Records shown
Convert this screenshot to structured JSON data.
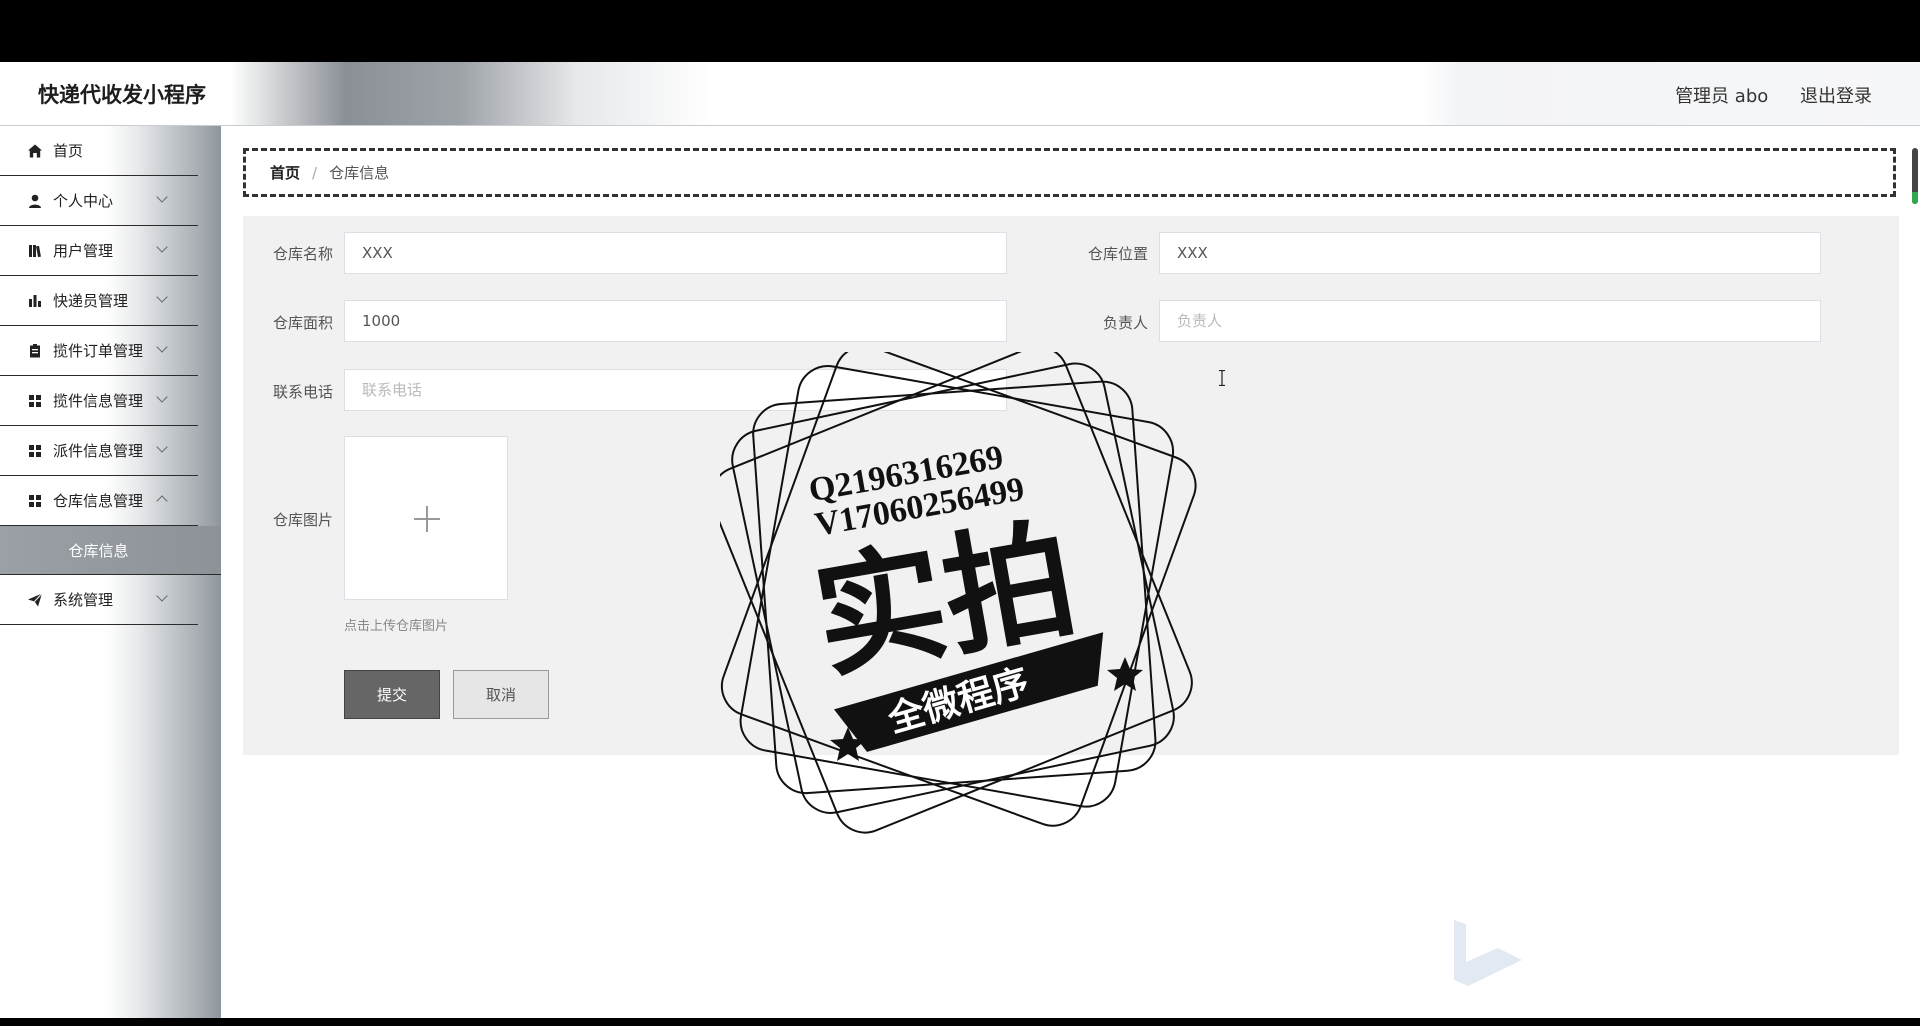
{
  "app": {
    "title": "快递代收发小程序"
  },
  "header": {
    "user": "管理员 abo",
    "logout": "退出登录"
  },
  "sidebar": {
    "items": [
      {
        "label": "首页",
        "icon": "home-icon"
      },
      {
        "label": "个人中心",
        "icon": "user-icon"
      },
      {
        "label": "用户管理",
        "icon": "book-icon"
      },
      {
        "label": "快递员管理",
        "icon": "bar-chart-icon"
      },
      {
        "label": "揽件订单管理",
        "icon": "clipboard-icon"
      },
      {
        "label": "揽件信息管理",
        "icon": "grid-icon"
      },
      {
        "label": "派件信息管理",
        "icon": "grid-icon"
      },
      {
        "label": "仓库信息管理",
        "icon": "grid-icon"
      },
      {
        "label": "仓库信息",
        "icon": ""
      },
      {
        "label": "系统管理",
        "icon": "send-icon"
      }
    ]
  },
  "breadcrumb": {
    "home": "首页",
    "separator": "/",
    "current": "仓库信息"
  },
  "form": {
    "name": {
      "label": "仓库名称",
      "value": "XXX"
    },
    "location": {
      "label": "仓库位置",
      "value": "XXX"
    },
    "area": {
      "label": "仓库面积",
      "value": "1000"
    },
    "manager": {
      "label": "负责人",
      "placeholder": "负责人"
    },
    "phone": {
      "label": "联系电话",
      "placeholder": "联系电话"
    },
    "image": {
      "label": "仓库图片",
      "tip": "点击上传仓库图片"
    },
    "submit": "提交",
    "cancel": "取消"
  },
  "watermark": {
    "line1": "Q2196316269",
    "line2": "V17060256499",
    "main": "实拍",
    "banner": "全微程序"
  }
}
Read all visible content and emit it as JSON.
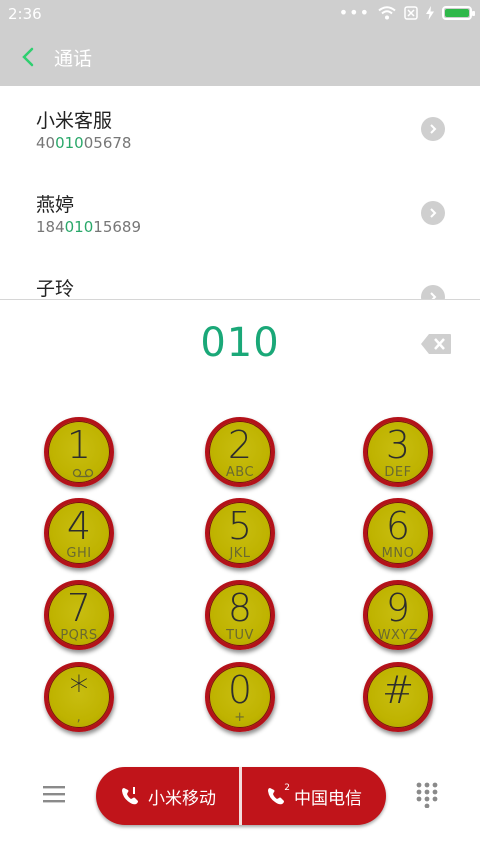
{
  "status": {
    "time": "2:36",
    "dots": "•••"
  },
  "header": {
    "title": "通话"
  },
  "contacts": [
    {
      "name": "小米客服",
      "num_pre": "40",
      "num_hl": "010",
      "num_post": "05678"
    },
    {
      "name": "燕婷",
      "num_pre": "184",
      "num_hl": "010",
      "num_post": "15689"
    },
    {
      "name": "子玲",
      "num_pre": "",
      "num_hl": "",
      "num_post": ""
    }
  ],
  "dialer": {
    "number": "010"
  },
  "keys": [
    {
      "digit": "1",
      "letters": ""
    },
    {
      "digit": "2",
      "letters": "ABC"
    },
    {
      "digit": "3",
      "letters": "DEF"
    },
    {
      "digit": "4",
      "letters": "GHI"
    },
    {
      "digit": "5",
      "letters": "JKL"
    },
    {
      "digit": "6",
      "letters": "MNO"
    },
    {
      "digit": "7",
      "letters": "PQRS"
    },
    {
      "digit": "8",
      "letters": "TUV"
    },
    {
      "digit": "9",
      "letters": "WXYZ"
    },
    {
      "digit": "*",
      "letters": ","
    },
    {
      "digit": "0",
      "letters": "+"
    },
    {
      "digit": "#",
      "letters": ""
    }
  ],
  "call": {
    "sim1_label": "小米移动",
    "sim2_label": "中国电信",
    "sim2_badge": "2"
  },
  "colors": {
    "accent": "#1aa878",
    "call_red": "#c0141a",
    "key_yellow": "#bfb300"
  }
}
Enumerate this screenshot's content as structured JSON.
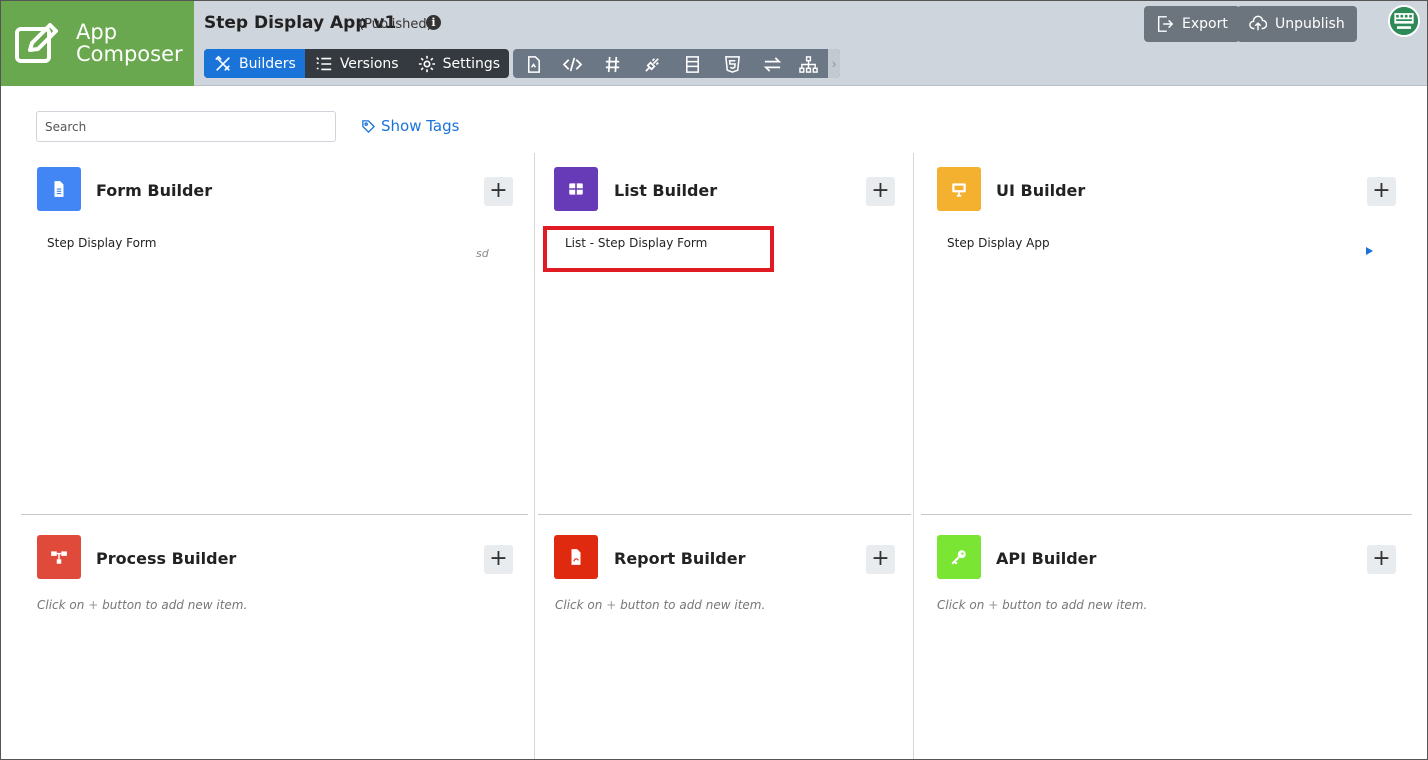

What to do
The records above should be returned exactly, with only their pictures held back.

Response to this task
Convert this screenshot to structured JSON data.
{
  "app": {
    "title": "快递代收发小程序"
  },
  "header": {
    "user": "管理员 abo",
    "logout": "退出登录"
  },
  "sidebar": {
    "items": [
      {
        "label": "首页",
        "icon": "home-icon"
      },
      {
        "label": "个人中心",
        "icon": "user-icon"
      },
      {
        "label": "用户管理",
        "icon": "book-icon"
      },
      {
        "label": "快递员管理",
        "icon": "bar-chart-icon"
      },
      {
        "label": "揽件订单管理",
        "icon": "clipboard-icon"
      },
      {
        "label": "揽件信息管理",
        "icon": "grid-icon"
      },
      {
        "label": "派件信息管理",
        "icon": "grid-icon"
      },
      {
        "label": "仓库信息管理",
        "icon": "grid-icon"
      },
      {
        "label": "仓库信息",
        "icon": ""
      },
      {
        "label": "系统管理",
        "icon": "send-icon"
      }
    ]
  },
  "breadcrumb": {
    "home": "首页",
    "separator": "/",
    "current": "仓库信息"
  },
  "form": {
    "name": {
      "label": "仓库名称",
      "value": "XXX"
    },
    "location": {
      "label": "仓库位置",
      "value": "XXX"
    },
    "area": {
      "label": "仓库面积",
      "value": "1000"
    },
    "manager": {
      "label": "负责人",
      "placeholder": "负责人"
    },
    "phone": {
      "label": "联系电话",
      "placeholder": "联系电话"
    },
    "image": {
      "label": "仓库图片",
      "tip": "点击上传仓库图片"
    },
    "submit": "提交",
    "cancel": "取消"
  },
  "watermark": {
    "line1": "Q2196316269",
    "line2": "V17060256499",
    "main": "实拍",
    "banner": "全微程序"
  }
}
Read all visible content and emit it as JSON.
{
  "status": {
    "time": "2:36",
    "dots": "•••"
  },
  "header": {
    "title": "通话"
  },
  "contacts": [
    {
      "name": "小米客服",
      "num_pre": "40",
      "num_hl": "010",
      "num_post": "05678"
    },
    {
      "name": "燕婷",
      "num_pre": "184",
      "num_hl": "010",
      "num_post": "15689"
    },
    {
      "name": "子玲",
      "num_pre": "",
      "num_hl": "",
      "num_post": ""
    }
  ],
  "dialer": {
    "number": "010"
  },
  "keys": [
    {
      "digit": "1",
      "letters": ""
    },
    {
      "digit": "2",
      "letters": "ABC"
    },
    {
      "digit": "3",
      "letters": "DEF"
    },
    {
      "digit": "4",
      "letters": "GHI"
    },
    {
      "digit": "5",
      "letters": "JKL"
    },
    {
      "digit": "6",
      "letters": "MNO"
    },
    {
      "digit": "7",
      "letters": "PQRS"
    },
    {
      "digit": "8",
      "letters": "TUV"
    },
    {
      "digit": "9",
      "letters": "WXYZ"
    },
    {
      "digit": "*",
      "letters": ","
    },
    {
      "digit": "0",
      "letters": "+"
    },
    {
      "digit": "#",
      "letters": ""
    }
  ],
  "call": {
    "sim1_label": "小米移动",
    "sim2_label": "中国电信",
    "sim2_badge": "2"
  },
  "colors": {
    "accent": "#1aa878",
    "call_red": "#c0141a",
    "key_yellow": "#bfb300"
  }
}
Enumerate this screenshot's content as structured JSON.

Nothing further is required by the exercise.